  • The fluency requirement applies to everyone working for a public authority in a customer-facing role even if the authority employs several people in the same role, for example to serve on a reception. In an area where there are several first languages, it may be most helpful to the public for a reception to be staffed by a mixture of people who are fluent in English and in other languages. The code of practice gives no indication that the legislation can be interpreted in that way. Therefore, while local authorities should consider whether it would be helpful to their communities to encourage staff to have other language skills, all their staff in a customer-facing role will need to speak English or Welsh at least to the level which the relevant authority has identified as the minimum required.
  • Authorities will need to ensure that they meet their duties under the Equality Act 2010. When they put arrangements in place to meet the fluency duty, they will need to consider how these arrangements will affect their workers and what implications this may have on those workers’ rights under the Equality Act 2010. For example, they will need to ensure that their recruitment processes, their employment practices and their complaints procedures do not discriminate directly or indirectly against workers from particular ethnic groups.

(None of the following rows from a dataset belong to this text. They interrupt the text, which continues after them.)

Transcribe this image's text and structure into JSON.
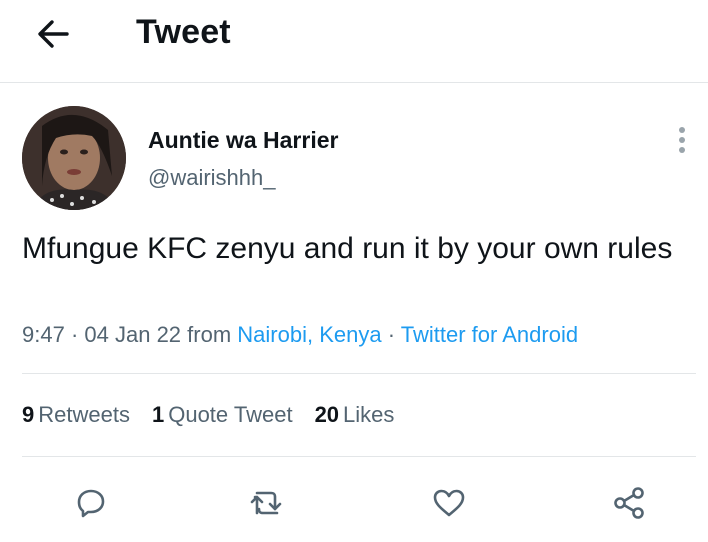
{
  "header": {
    "title": "Tweet",
    "back_icon": "arrow-left-icon"
  },
  "author": {
    "name": "Auntie wa Harrier",
    "handle": "@wairishhh_"
  },
  "tweet": {
    "text": "Mfungue KFC zenyu and run it by your own rules",
    "time": "9:47",
    "date": "04 Jan 22",
    "from_word": "from",
    "location": "Nairobi, Kenya",
    "source": "Twitter for Android",
    "separator": "·"
  },
  "stats": {
    "retweets_count": "9",
    "retweets_label": "Retweets",
    "quotes_count": "1",
    "quotes_label": "Quote Tweet",
    "likes_count": "20",
    "likes_label": "Likes"
  },
  "actions": [
    "reply-icon",
    "retweet-icon",
    "like-icon",
    "share-icon"
  ],
  "colors": {
    "link": "#1d9bf0",
    "muted": "#536471",
    "text": "#0f1419",
    "divider": "#e3e6e8"
  }
}
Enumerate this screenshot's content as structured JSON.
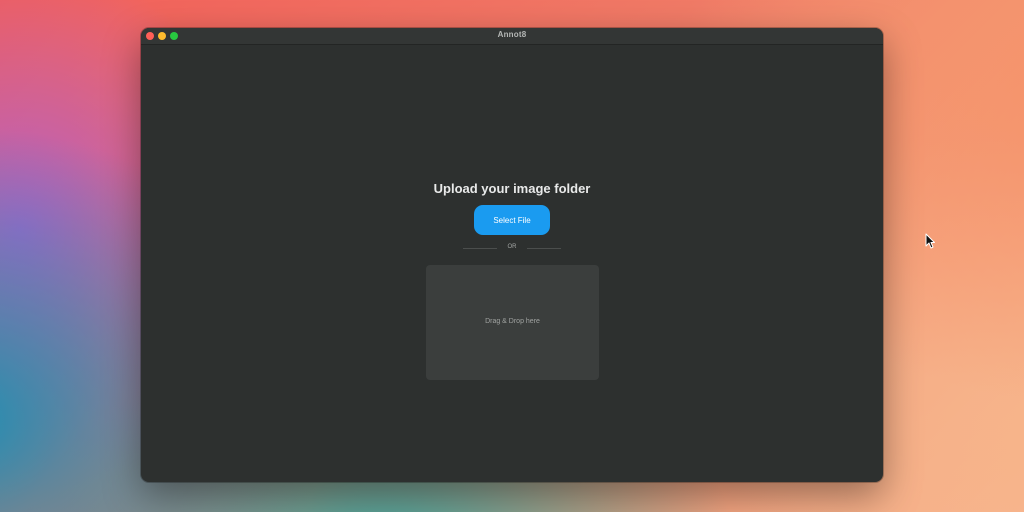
{
  "window": {
    "title": "Annot8"
  },
  "main": {
    "heading": "Upload your image folder",
    "select_file_label": "Select File",
    "or_label": "OR",
    "dropzone_label": "Drag & Drop here"
  },
  "colors": {
    "accent": "#1a9bf0",
    "window_bg": "#2d302f",
    "dropzone_bg": "#3b3e3d"
  },
  "icons": {
    "traffic_lights": [
      "close",
      "minimize",
      "zoom"
    ],
    "pointer": "mouse-pointer-icon"
  }
}
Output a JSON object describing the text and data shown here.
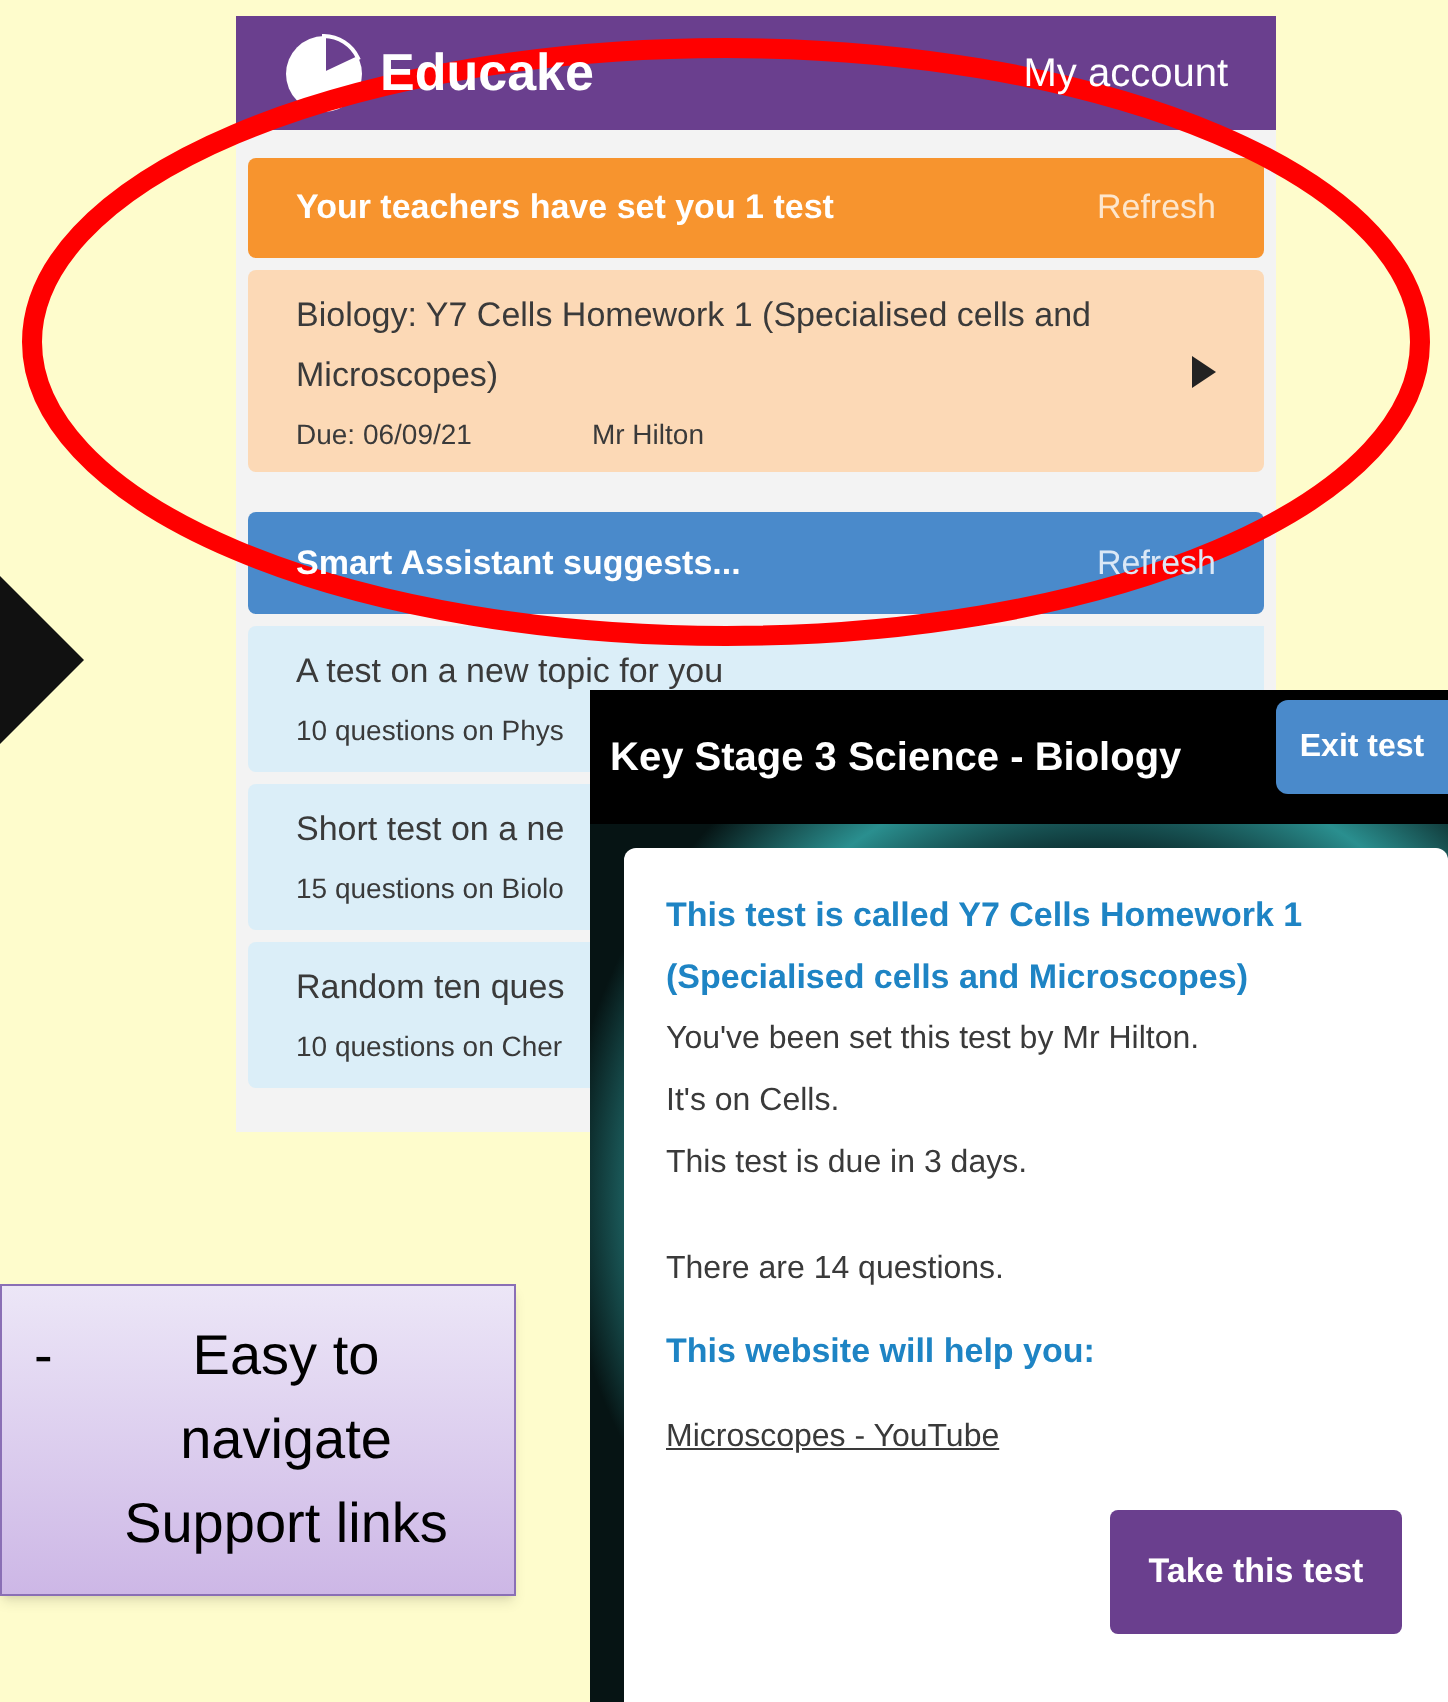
{
  "app": {
    "logo": "Educake",
    "account_link": "My account",
    "assigned": {
      "title": "Your teachers have set you 1 test",
      "refresh": "Refresh",
      "tests": [
        {
          "title": "Biology: Y7 Cells  Homework 1 (Specialised cells and Microscopes)",
          "due": "Due: 06/09/21",
          "teacher": "Mr Hilton"
        }
      ]
    },
    "suggestions": {
      "title": "Smart Assistant suggests...",
      "refresh": "Refresh",
      "items": [
        {
          "title": "A test on a new topic for you",
          "detail": "10 questions on Phys"
        },
        {
          "title": "Short test on a ne",
          "detail": "15 questions on Biolo"
        },
        {
          "title": "Random ten ques",
          "detail": "10 questions on Cher"
        }
      ]
    }
  },
  "test_dialog": {
    "title": "Key Stage 3 Science - Biology",
    "exit_button": "Exit test",
    "heading": "This test is called Y7 Cells  Homework 1 (Specialised cells and Microscopes)",
    "lines": [
      "You've been set this test by Mr Hilton.",
      "It's on Cells.",
      "This test is due in 3 days."
    ],
    "question_count": "There are 14 questions.",
    "help_heading": "This website will help you:",
    "help_link": "Microscopes - YouTube",
    "start_button": "Take this test"
  },
  "note": {
    "bullet": "-",
    "text": "Easy to navigate Support links"
  }
}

  • The legislation defines someone as fluent if they have a command of spoken English which is sufficient to enable the effective performance of their role. This means that individual authorities will need to identify what standard will be sufficient to enable their workers to perform their role effectively. This could result in a variety of different standards being applied and service users believing that they will receive different levels of customer service in different areas.
  • Employers will need to take remedial action if their workers in customer-facing roles do not have a sufficient level of fluency. The code suggests that training and redeployment could be considered but that ultimately an authority may need to consider dismissal of an employee as a last resort. Any authority which does consider dismissing employees to comply with the fluency duty will need to ensure it complies with its own policies and procedures, as well as any law applicable to it as an employer. It will need to ensure that any action which it takes in respect of particular employees is fair and does not provide any grounds to be seen as discriminatory. Employers who think that they may need to consider taking remedial action in relation to particular employees should seek advice from specialist public sector employment lawyers.

The intention behind the fluency duty is described in the code of practice as a common-sense approach to meeting the public’s reasonable expectation to be able to communicate in English when accessing public services. Local authorities will be keen to ensure they meet the needs of service users effectively but their compliance with this particular duty will require them to devote resources to achieving, maintaining and monitoring adequate levels of fluency without compromising their compliance with other duties.

A copy of the code of practice on the English language requirement for public sector workers can be accessed here.